Problem details: Give back the full set of entries that follows, exactly as written.

Data to use:
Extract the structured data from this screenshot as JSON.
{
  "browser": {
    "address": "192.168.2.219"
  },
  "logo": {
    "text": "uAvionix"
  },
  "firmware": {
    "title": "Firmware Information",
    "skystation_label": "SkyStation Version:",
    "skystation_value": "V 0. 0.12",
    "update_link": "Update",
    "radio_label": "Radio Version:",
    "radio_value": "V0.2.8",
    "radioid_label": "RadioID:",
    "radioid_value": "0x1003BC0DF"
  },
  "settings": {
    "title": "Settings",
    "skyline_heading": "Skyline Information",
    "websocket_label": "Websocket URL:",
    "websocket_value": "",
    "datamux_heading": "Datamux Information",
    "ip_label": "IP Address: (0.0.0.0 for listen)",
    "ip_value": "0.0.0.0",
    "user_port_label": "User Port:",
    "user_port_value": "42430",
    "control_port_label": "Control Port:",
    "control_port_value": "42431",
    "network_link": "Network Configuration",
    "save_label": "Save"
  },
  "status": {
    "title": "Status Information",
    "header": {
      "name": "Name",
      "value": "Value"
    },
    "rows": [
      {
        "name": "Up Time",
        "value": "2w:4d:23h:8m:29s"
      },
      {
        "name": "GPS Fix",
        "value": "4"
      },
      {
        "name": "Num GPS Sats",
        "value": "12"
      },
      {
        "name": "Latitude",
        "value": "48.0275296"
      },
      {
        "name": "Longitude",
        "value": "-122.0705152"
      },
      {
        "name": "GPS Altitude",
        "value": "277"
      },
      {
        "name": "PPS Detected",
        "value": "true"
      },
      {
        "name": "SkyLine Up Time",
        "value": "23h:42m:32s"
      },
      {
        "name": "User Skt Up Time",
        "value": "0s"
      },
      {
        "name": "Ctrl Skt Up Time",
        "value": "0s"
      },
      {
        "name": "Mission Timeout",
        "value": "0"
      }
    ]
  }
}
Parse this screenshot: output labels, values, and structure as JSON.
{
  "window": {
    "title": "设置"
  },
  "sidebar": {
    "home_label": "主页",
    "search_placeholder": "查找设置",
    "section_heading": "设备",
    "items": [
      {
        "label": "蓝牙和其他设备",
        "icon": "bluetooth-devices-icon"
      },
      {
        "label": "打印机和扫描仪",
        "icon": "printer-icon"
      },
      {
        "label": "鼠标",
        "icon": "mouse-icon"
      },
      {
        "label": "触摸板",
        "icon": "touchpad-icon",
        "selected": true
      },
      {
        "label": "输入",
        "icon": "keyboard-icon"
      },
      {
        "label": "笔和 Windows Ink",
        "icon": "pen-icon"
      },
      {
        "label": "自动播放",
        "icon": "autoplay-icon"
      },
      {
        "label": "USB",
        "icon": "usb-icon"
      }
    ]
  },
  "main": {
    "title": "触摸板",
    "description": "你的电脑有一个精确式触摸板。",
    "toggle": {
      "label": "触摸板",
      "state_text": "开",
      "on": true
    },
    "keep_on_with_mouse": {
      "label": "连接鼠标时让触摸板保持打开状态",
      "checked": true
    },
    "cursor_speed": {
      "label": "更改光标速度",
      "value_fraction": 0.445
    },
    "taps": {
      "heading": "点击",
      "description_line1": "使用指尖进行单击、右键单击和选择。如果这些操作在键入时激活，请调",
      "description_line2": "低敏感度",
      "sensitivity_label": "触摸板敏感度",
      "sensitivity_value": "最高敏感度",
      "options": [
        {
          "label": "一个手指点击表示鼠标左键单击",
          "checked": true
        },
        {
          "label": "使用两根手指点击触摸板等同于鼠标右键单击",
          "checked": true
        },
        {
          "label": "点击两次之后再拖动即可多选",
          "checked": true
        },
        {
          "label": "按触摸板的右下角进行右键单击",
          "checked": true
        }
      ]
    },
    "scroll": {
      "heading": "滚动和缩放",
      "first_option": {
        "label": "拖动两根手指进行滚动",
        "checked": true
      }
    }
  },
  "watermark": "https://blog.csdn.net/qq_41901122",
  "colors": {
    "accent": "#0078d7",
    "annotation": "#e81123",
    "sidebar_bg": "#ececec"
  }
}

The completed task:
Extract the structured data from this screenshot as JSON.
{
  "browser": {
    "address": "192.168.2.219"
  },
  "logo": {
    "text": "uAvionix"
  },
  "firmware": {
    "title": "Firmware Information",
    "skystation_label": "SkyStation Version:",
    "skystation_value": "V 0. 0.12",
    "update_link": "Update",
    "radio_label": "Radio Version:",
    "radio_value": "V0.2.8",
    "radioid_label": "RadioID:",
    "radioid_value": "0x1003BC0DF"
  },
  "settings": {
    "title": "Settings",
    "skyline_heading": "Skyline Information",
    "websocket_label": "Websocket URL:",
    "websocket_value": "",
    "datamux_heading": "Datamux Information",
    "ip_label": "IP Address: (0.0.0.0 for listen)",
    "ip_value": "0.0.0.0",
    "user_port_label": "User Port:",
    "user_port_value": "42430",
    "control_port_label": "Control Port:",
    "control_port_value": "42431",
    "network_link": "Network Configuration",
    "save_label": "Save"
  },
  "status": {
    "title": "Status Information",
    "header": {
      "name": "Name",
      "value": "Value"
    },
    "rows": [
      {
        "name": "Up Time",
        "value": "2w:4d:23h:8m:29s"
      },
      {
        "name": "GPS Fix",
        "value": "4"
      },
      {
        "name": "Num GPS Sats",
        "value": "12"
      },
      {
        "name": "Latitude",
        "value": "48.0275296"
      },
      {
        "name": "Longitude",
        "value": "-122.0705152"
      },
      {
        "name": "GPS Altitude",
        "value": "277"
      },
      {
        "name": "PPS Detected",
        "value": "true"
      },
      {
        "name": "SkyLine Up Time",
        "value": "23h:42m:32s"
      },
      {
        "name": "User Skt Up Time",
        "value": "0s"
      },
      {
        "name": "Ctrl Skt Up Time",
        "value": "0s"
      },
      {
        "name": "Mission Timeout",
        "value": "0"
      }
    ]
  }
}
Parse this screenshot: output labels, values, and structure as JSON.
{
  "window": {
    "title": "设置"
  },
  "sidebar": {
    "home_label": "主页",
    "search_placeholder": "查找设置",
    "section_heading": "设备",
    "items": [
      {
        "label": "蓝牙和其他设备",
        "icon": "bluetooth-devices-icon"
      },
      {
        "label": "打印机和扫描仪",
        "icon": "printer-icon"
      },
      {
        "label": "鼠标",
        "icon": "mouse-icon"
      },
      {
        "label": "触摸板",
        "icon": "touchpad-icon",
        "selected": true
      },
      {
        "label": "输入",
        "icon": "keyboard-icon"
      },
      {
        "label": "笔和 Windows Ink",
        "icon": "pen-icon"
      },
      {
        "label": "自动播放",
        "icon": "autoplay-icon"
      },
      {
        "label": "USB",
        "icon": "usb-icon"
      }
    ]
  },
  "main": {
    "title": "触摸板",
    "description": "你的电脑有一个精确式触摸板。",
    "toggle": {
      "label": "触摸板",
      "state_text": "开",
      "on": true
    },
    "keep_on_with_mouse": {
      "label": "连接鼠标时让触摸板保持打开状态",
      "checked": true
    },
    "cursor_speed": {
      "label": "更改光标速度",
      "value_fraction": 0.445
    },
    "taps": {
      "heading": "点击",
      "description_line1": "使用指尖进行单击、右键单击和选择。如果这些操作在键入时激活，请调",
      "description_line2": "低敏感度",
      "sensitivity_label": "触摸板敏感度",
      "sensitivity_value": "最高敏感度",
      "options": [
        {
          "label": "一个手指点击表示鼠标左键单击",
          "checked": true
        },
        {
          "label": "使用两根手指点击触摸板等同于鼠标右键单击",
          "checked": true
        },
        {
          "label": "点击两次之后再拖动即可多选",
          "checked": true
        },
        {
          "label": "按触摸板的右下角进行右键单击",
          "checked": true
        }
      ]
    },
    "scroll": {
      "heading": "滚动和缩放",
      "first_option": {
        "label": "拖动两根手指进行滚动",
        "checked": true
      }
    }
  },
  "watermark": "https://blog.csdn.net/qq_41901122",
  "colors": {
    "accent": "#0078d7",
    "annotation": "#e81123",
    "sidebar_bg": "#ececec"
  }
}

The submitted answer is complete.